# [What to produce]
Word for word, reproduce the records, keeping none of the pictures.
*** Data for analysis Section Begins ***
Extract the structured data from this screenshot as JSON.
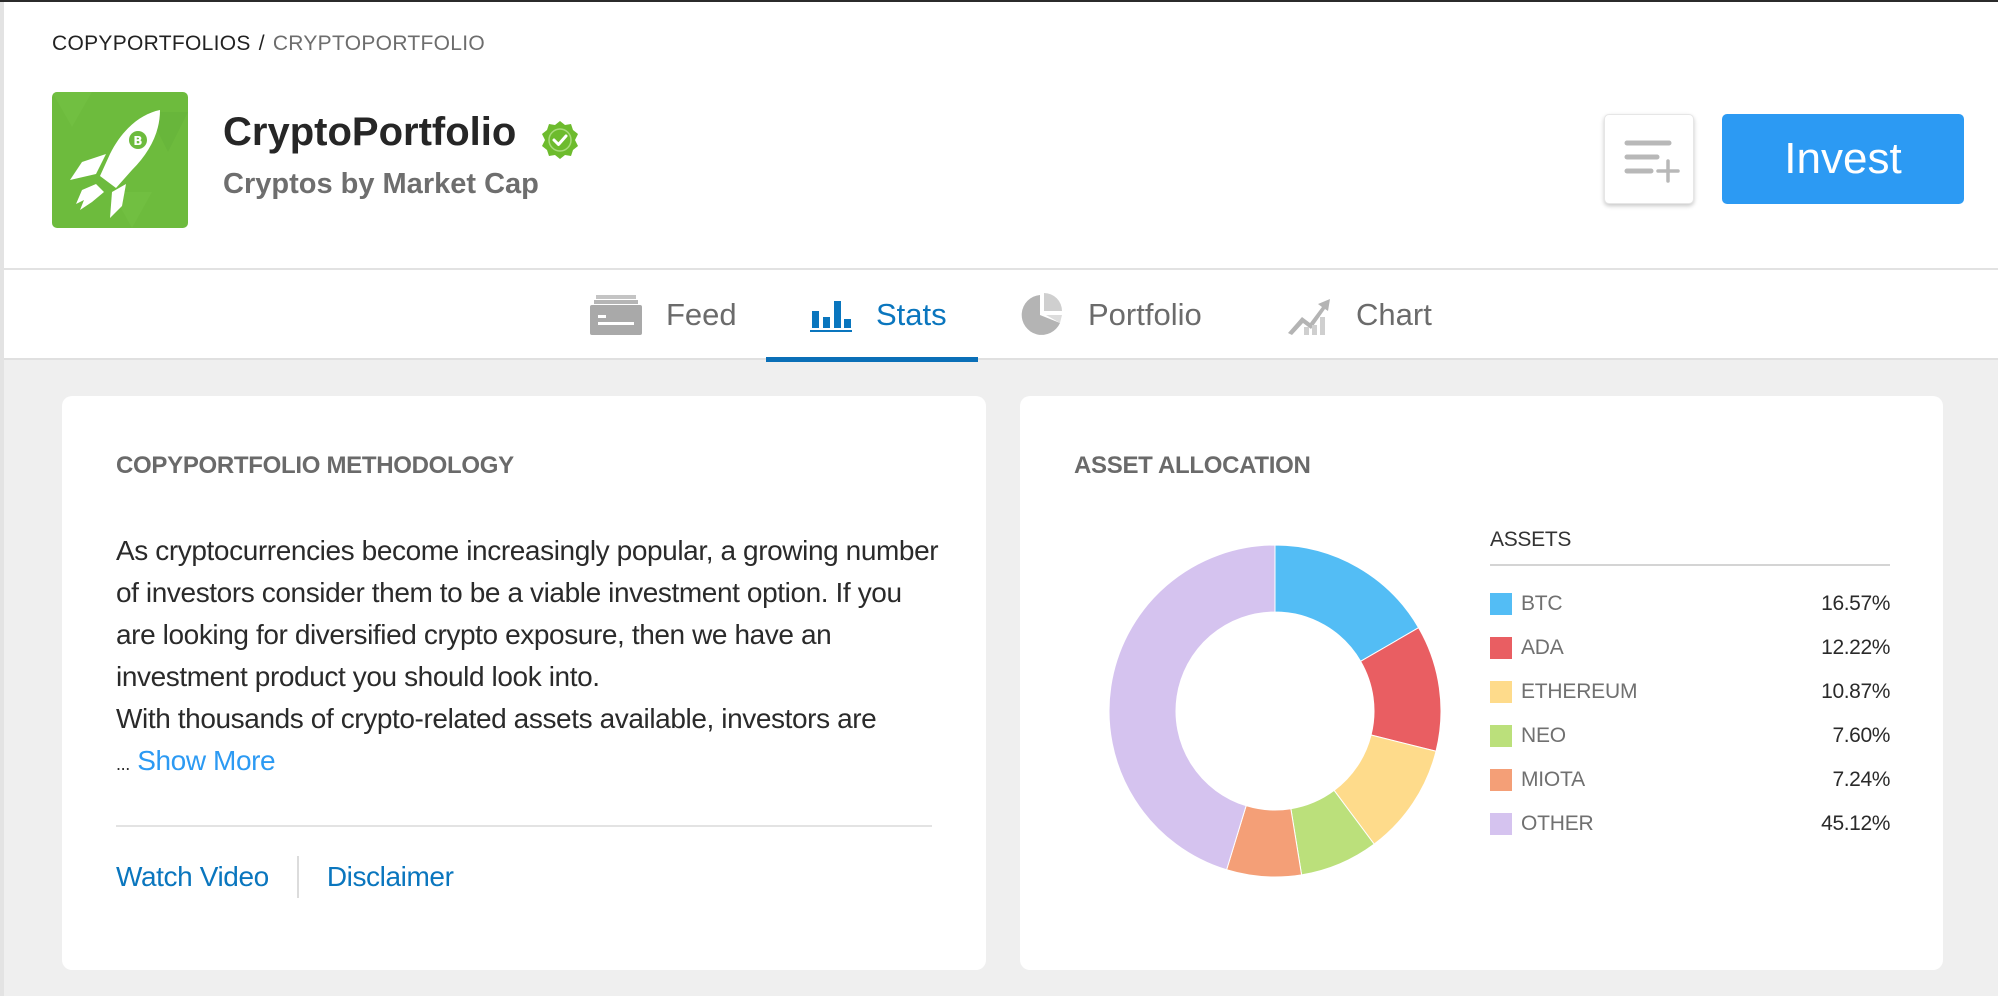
{
  "breadcrumb": {
    "root": "COPYPORTFOLIOS",
    "separator": "/",
    "current": "CRYPTOPORTFOLIO"
  },
  "header": {
    "title": "CryptoPortfolio",
    "subtitle": "Cryptos by Market Cap",
    "logo_icon": "rocket-bitcoin-icon",
    "verified_icon": "verified-badge-icon",
    "watchlist_icon": "add-to-watchlist-icon",
    "invest_label": "Invest"
  },
  "tabs": [
    {
      "label": "Feed",
      "icon": "feed-icon",
      "active": false
    },
    {
      "label": "Stats",
      "icon": "stats-icon",
      "active": true
    },
    {
      "label": "Portfolio",
      "icon": "portfolio-pie-icon",
      "active": false
    },
    {
      "label": "Chart",
      "icon": "chart-trend-icon",
      "active": false
    }
  ],
  "methodology": {
    "title": "COPYPORTFOLIO METHODOLOGY",
    "text_p1": "As cryptocurrencies become increasingly popular, a growing number of investors consider them to be a viable investment option. If you are looking for diversified crypto exposure, then we have an investment product you should look into.",
    "text_p2": "With thousands of crypto-related assets available, investors are",
    "ellipsis": "...",
    "show_more": "Show More",
    "links": {
      "watch_video": "Watch Video",
      "disclaimer": "Disclaimer"
    }
  },
  "allocation": {
    "title": "ASSET ALLOCATION",
    "legend_header": "ASSETS"
  },
  "chart_data": {
    "type": "pie",
    "variant": "donut",
    "title": "ASSET ALLOCATION",
    "legend_title": "ASSETS",
    "legend_position": "right",
    "categories": [
      "BTC",
      "ADA",
      "ETHEREUM",
      "NEO",
      "MIOTA",
      "OTHER"
    ],
    "values": [
      16.57,
      12.22,
      10.87,
      7.6,
      7.24,
      45.12
    ],
    "labels": [
      "16.57%",
      "12.22%",
      "10.87%",
      "7.60%",
      "7.24%",
      "45.12%"
    ],
    "colors": [
      "#53bdf5",
      "#e95e62",
      "#fedb8b",
      "#bbe07b",
      "#f49f77",
      "#d5c3ef"
    ],
    "start": "top-clockwise"
  }
}
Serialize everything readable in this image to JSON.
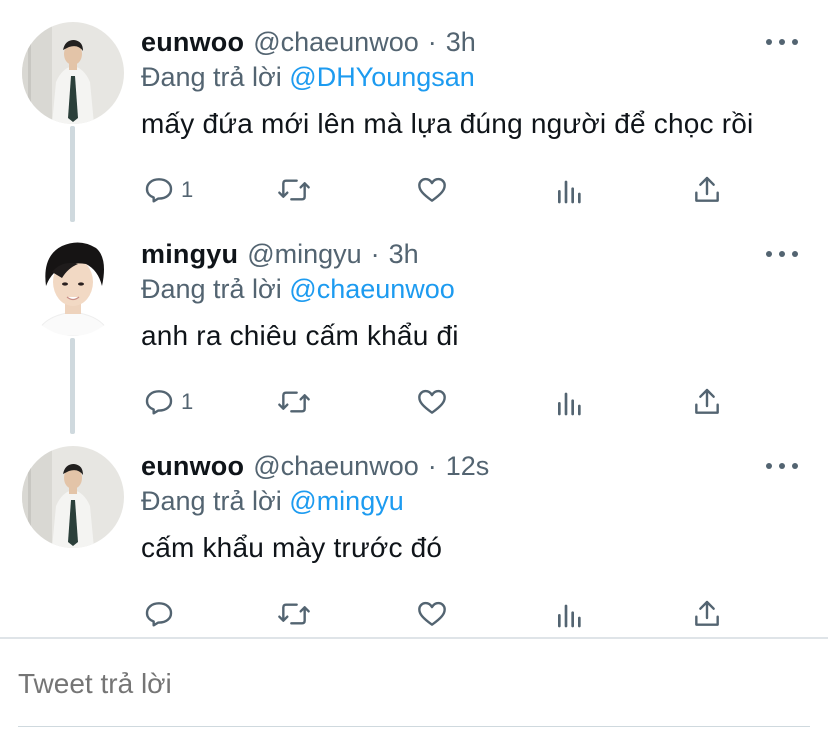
{
  "tweets": [
    {
      "name": "eunwoo",
      "handle": "@chaeunwoo",
      "time": "3h",
      "replying_prefix": "Đang trả lời",
      "replying_to": "@DHYoungsan",
      "text": "mấy đứa mới lên mà lựa đúng người để chọc rồi",
      "reply_count": "1",
      "avatar": "avatar-photo-eunwoo"
    },
    {
      "name": "mingyu",
      "handle": "@mingyu",
      "time": "3h",
      "replying_prefix": "Đang trả lời",
      "replying_to": "@chaeunwoo",
      "text": "anh ra chiêu cấm khẩu đi",
      "reply_count": "1",
      "avatar": "avatar-photo-mingyu"
    },
    {
      "name": "eunwoo",
      "handle": "@chaeunwoo",
      "time": "12s",
      "replying_prefix": "Đang trả lời",
      "replying_to": "@mingyu",
      "text": "cấm khẩu mày trước đó",
      "reply_count": "",
      "avatar": "avatar-photo-eunwoo"
    }
  ],
  "separator": "·",
  "reply_box": {
    "placeholder": "Tweet trả lời"
  },
  "colors": {
    "link": "#1d9bf0",
    "muted": "#536471",
    "text": "#0f1419",
    "thread_line": "#cfd9de"
  }
}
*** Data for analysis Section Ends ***
# [Your response]
Extract the structured data from this screenshot as JSON.
{
  "breadcrumb": {
    "root": "COPYPORTFOLIOS",
    "separator": "/",
    "current": "CRYPTOPORTFOLIO"
  },
  "header": {
    "title": "CryptoPortfolio",
    "subtitle": "Cryptos by Market Cap",
    "logo_icon": "rocket-bitcoin-icon",
    "verified_icon": "verified-badge-icon",
    "watchlist_icon": "add-to-watchlist-icon",
    "invest_label": "Invest"
  },
  "tabs": [
    {
      "label": "Feed",
      "icon": "feed-icon",
      "active": false
    },
    {
      "label": "Stats",
      "icon": "stats-icon",
      "active": true
    },
    {
      "label": "Portfolio",
      "icon": "portfolio-pie-icon",
      "active": false
    },
    {
      "label": "Chart",
      "icon": "chart-trend-icon",
      "active": false
    }
  ],
  "methodology": {
    "title": "COPYPORTFOLIO METHODOLOGY",
    "text_p1": "As cryptocurrencies become increasingly popular, a growing number of investors consider them to be a viable investment option. If you are looking for diversified crypto exposure, then we have an investment product you should look into.",
    "text_p2": "With thousands of crypto-related assets available, investors are",
    "ellipsis": "...",
    "show_more": "Show More",
    "links": {
      "watch_video": "Watch Video",
      "disclaimer": "Disclaimer"
    }
  },
  "allocation": {
    "title": "ASSET ALLOCATION",
    "legend_header": "ASSETS"
  },
  "chart_data": {
    "type": "pie",
    "variant": "donut",
    "title": "ASSET ALLOCATION",
    "legend_title": "ASSETS",
    "legend_position": "right",
    "categories": [
      "BTC",
      "ADA",
      "ETHEREUM",
      "NEO",
      "MIOTA",
      "OTHER"
    ],
    "values": [
      16.57,
      12.22,
      10.87,
      7.6,
      7.24,
      45.12
    ],
    "labels": [
      "16.57%",
      "12.22%",
      "10.87%",
      "7.60%",
      "7.24%",
      "45.12%"
    ],
    "colors": [
      "#53bdf5",
      "#e95e62",
      "#fedb8b",
      "#bbe07b",
      "#f49f77",
      "#d5c3ef"
    ],
    "start": "top-clockwise"
  }
}
Serialize everything readable in this image to JSON.
{
  "tweets": [
    {
      "name": "eunwoo",
      "handle": "@chaeunwoo",
      "time": "3h",
      "replying_prefix": "Đang trả lời",
      "replying_to": "@DHYoungsan",
      "text": "mấy đứa mới lên mà lựa đúng người để chọc rồi",
      "reply_count": "1",
      "avatar": "avatar-photo-eunwoo"
    },
    {
      "name": "mingyu",
      "handle": "@mingyu",
      "time": "3h",
      "replying_prefix": "Đang trả lời",
      "replying_to": "@chaeunwoo",
      "text": "anh ra chiêu cấm khẩu đi",
      "reply_count": "1",
      "avatar": "avatar-photo-mingyu"
    },
    {
      "name": "eunwoo",
      "handle": "@chaeunwoo",
      "time": "12s",
      "replying_prefix": "Đang trả lời",
      "replying_to": "@mingyu",
      "text": "cấm khẩu mày trước đó",
      "reply_count": "",
      "avatar": "avatar-photo-eunwoo"
    }
  ],
  "separator": "·",
  "reply_box": {
    "placeholder": "Tweet trả lời"
  },
  "colors": {
    "link": "#1d9bf0",
    "muted": "#536471",
    "text": "#0f1419",
    "thread_line": "#cfd9de"
  }
}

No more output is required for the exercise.